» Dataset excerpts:
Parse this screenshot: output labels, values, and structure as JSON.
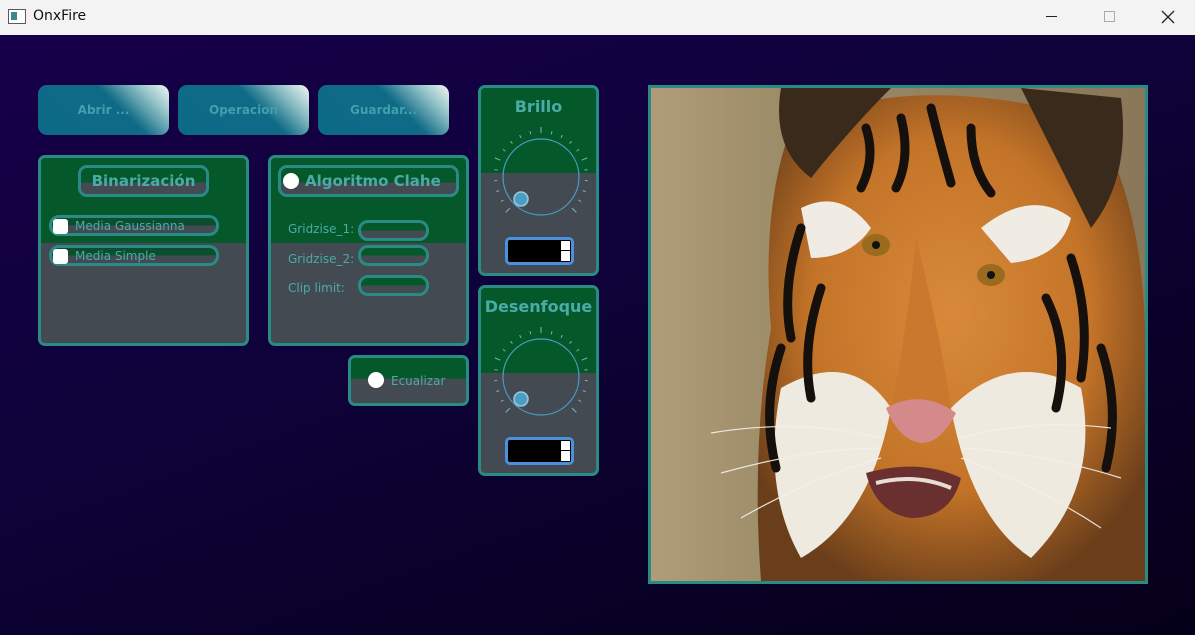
{
  "window": {
    "title": "OnxFire"
  },
  "toolbar": {
    "open_label": "Abrir ...",
    "operation_label": "Operacion",
    "save_label": "Guardar..."
  },
  "binarization": {
    "title": "Binarización",
    "options": [
      {
        "label": "Media Gaussianna",
        "checked": false
      },
      {
        "label": "Media Simple",
        "checked": false
      }
    ]
  },
  "clahe": {
    "title": "Algoritmo Clahe",
    "selected": false,
    "fields": [
      {
        "label": "Gridzise_1:",
        "value": ""
      },
      {
        "label": "Gridzise_2:",
        "value": ""
      },
      {
        "label": "Clip limit:",
        "value": ""
      }
    ]
  },
  "equalize": {
    "label": "Ecualizar",
    "selected": false
  },
  "brightness": {
    "title": "Brillo",
    "value": ""
  },
  "blur": {
    "title": "Desenfoque",
    "value": ""
  },
  "image": {
    "subject": "tiger",
    "icon": "tiger-photo"
  },
  "colors": {
    "accent": "#2a8a86",
    "text": "#4aaba8",
    "panel_green": "#055829",
    "panel_gray": "#444a52",
    "button": "#0d6a86",
    "background": "#0c0030"
  }
}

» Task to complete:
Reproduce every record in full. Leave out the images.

» Task answer:
Parse this screenshot: output labels, values, and structure as JSON.
{
  "window": {
    "title": "OnxFire"
  },
  "toolbar": {
    "open_label": "Abrir ...",
    "operation_label": "Operacion",
    "save_label": "Guardar..."
  },
  "binarization": {
    "title": "Binarización",
    "options": [
      {
        "label": "Media Gaussianna",
        "checked": false
      },
      {
        "label": "Media Simple",
        "checked": false
      }
    ]
  },
  "clahe": {
    "title": "Algoritmo Clahe",
    "selected": false,
    "fields": [
      {
        "label": "Gridzise_1:",
        "value": ""
      },
      {
        "label": "Gridzise_2:",
        "value": ""
      },
      {
        "label": "Clip limit:",
        "value": ""
      }
    ]
  },
  "equalize": {
    "label": "Ecualizar",
    "selected": false
  },
  "brightness": {
    "title": "Brillo",
    "value": ""
  },
  "blur": {
    "title": "Desenfoque",
    "value": ""
  },
  "image": {
    "subject": "tiger",
    "icon": "tiger-photo"
  },
  "colors": {
    "accent": "#2a8a86",
    "text": "#4aaba8",
    "panel_green": "#055829",
    "panel_gray": "#444a52",
    "button": "#0d6a86",
    "background": "#0c0030"
  }
}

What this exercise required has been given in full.